* _WORK TO COMPLETE_: Output the data below exactly. Leave nothing out.

* _MATERIALS PROVIDED_:

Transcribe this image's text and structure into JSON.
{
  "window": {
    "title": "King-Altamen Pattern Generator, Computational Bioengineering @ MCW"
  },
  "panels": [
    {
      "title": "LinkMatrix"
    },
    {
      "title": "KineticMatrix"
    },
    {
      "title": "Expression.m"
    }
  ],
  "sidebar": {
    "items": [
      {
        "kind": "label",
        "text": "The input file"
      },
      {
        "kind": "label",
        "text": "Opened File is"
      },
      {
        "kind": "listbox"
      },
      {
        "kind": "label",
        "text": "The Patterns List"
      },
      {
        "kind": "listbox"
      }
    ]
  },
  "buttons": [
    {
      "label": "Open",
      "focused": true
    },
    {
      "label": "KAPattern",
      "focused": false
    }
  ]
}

* _RESULT OF THE TASK_:
Transcribe this image's text and structure into JSON.
{
  "window": {
    "title": "King-Altamen Pattern Generator, Computational Bioengineering @ MCW"
  },
  "panels": [
    {
      "title": "LinkMatrix"
    },
    {
      "title": "KineticMatrix"
    },
    {
      "title": "Expression.m"
    }
  ],
  "sidebar": {
    "items": [
      {
        "kind": "label",
        "text": "The input file"
      },
      {
        "kind": "label",
        "text": "Opened File is"
      },
      {
        "kind": "listbox"
      },
      {
        "kind": "label",
        "text": "The Patterns List"
      },
      {
        "kind": "listbox"
      }
    ]
  },
  "buttons": [
    {
      "label": "Open",
      "focused": true
    },
    {
      "label": "KAPattern",
      "focused": false
    }
  ]
}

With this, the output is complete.